| PROBLEM |
Report each line of the entries that contains the word "JSON", copied in full.

| INPUT RECORDS |
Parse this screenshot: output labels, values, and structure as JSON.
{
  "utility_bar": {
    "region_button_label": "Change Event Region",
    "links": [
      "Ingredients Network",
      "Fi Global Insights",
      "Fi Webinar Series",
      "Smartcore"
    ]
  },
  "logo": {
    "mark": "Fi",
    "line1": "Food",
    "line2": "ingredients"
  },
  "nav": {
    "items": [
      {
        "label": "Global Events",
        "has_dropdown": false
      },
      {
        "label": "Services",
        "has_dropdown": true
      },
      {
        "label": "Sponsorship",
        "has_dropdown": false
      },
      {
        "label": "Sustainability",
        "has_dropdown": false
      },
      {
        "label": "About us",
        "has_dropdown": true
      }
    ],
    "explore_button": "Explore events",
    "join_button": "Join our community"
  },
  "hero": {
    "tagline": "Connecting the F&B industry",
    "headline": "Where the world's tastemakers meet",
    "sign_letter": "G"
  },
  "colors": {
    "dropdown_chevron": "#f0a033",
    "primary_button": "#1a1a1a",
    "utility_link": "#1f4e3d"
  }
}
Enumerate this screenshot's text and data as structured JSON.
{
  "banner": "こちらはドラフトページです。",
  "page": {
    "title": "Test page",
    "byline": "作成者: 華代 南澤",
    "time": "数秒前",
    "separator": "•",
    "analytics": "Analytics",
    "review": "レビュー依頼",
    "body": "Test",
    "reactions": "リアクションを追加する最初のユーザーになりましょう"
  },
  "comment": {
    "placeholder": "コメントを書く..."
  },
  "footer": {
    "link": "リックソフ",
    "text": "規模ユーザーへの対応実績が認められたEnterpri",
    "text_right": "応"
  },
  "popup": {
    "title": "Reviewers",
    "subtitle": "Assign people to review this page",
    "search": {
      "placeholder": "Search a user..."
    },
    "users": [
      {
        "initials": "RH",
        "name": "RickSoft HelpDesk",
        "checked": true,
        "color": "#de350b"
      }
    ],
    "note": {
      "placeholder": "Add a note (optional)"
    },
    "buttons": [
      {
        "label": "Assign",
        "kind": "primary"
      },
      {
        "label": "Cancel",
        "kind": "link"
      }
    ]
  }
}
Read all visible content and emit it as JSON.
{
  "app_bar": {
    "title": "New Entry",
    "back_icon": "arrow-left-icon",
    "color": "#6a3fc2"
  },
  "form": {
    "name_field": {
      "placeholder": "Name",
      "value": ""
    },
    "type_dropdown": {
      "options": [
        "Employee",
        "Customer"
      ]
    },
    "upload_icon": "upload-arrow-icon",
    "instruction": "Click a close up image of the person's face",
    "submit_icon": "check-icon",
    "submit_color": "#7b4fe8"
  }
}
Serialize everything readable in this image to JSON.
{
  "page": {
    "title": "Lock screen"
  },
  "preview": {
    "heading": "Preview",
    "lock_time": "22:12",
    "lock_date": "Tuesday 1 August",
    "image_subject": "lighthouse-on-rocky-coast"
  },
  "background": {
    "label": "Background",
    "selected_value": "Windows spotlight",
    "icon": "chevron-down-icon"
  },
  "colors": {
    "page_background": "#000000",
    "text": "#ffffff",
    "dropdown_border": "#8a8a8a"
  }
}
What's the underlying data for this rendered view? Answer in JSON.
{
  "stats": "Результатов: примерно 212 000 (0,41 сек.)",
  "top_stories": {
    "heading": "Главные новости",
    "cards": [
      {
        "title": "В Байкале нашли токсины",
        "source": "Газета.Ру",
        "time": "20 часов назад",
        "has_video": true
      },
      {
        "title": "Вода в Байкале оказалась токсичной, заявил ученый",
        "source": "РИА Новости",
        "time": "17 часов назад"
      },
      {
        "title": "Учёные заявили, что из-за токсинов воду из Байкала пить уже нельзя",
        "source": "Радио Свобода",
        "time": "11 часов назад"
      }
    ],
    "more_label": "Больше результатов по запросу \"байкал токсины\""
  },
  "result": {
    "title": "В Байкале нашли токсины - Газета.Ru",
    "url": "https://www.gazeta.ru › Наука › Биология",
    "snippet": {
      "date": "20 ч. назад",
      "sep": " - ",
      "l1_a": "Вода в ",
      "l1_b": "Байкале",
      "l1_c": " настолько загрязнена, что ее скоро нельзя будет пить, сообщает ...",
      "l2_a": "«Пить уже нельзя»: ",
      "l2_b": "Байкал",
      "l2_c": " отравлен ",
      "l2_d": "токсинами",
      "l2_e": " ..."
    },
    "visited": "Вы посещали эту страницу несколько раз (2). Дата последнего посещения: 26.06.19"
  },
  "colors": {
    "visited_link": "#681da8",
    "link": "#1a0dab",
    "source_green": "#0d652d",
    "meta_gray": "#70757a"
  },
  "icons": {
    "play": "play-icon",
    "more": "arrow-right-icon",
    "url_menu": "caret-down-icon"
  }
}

| RESULT |
Parse this screenshot: output labels, values, and structure as JSON.
Enumerate this screenshot's text and data as structured JSON.
Read all visible content and emit it as JSON.
Serialize everything readable in this image to JSON.
What's the underlying data for this rendered view? Answer in JSON.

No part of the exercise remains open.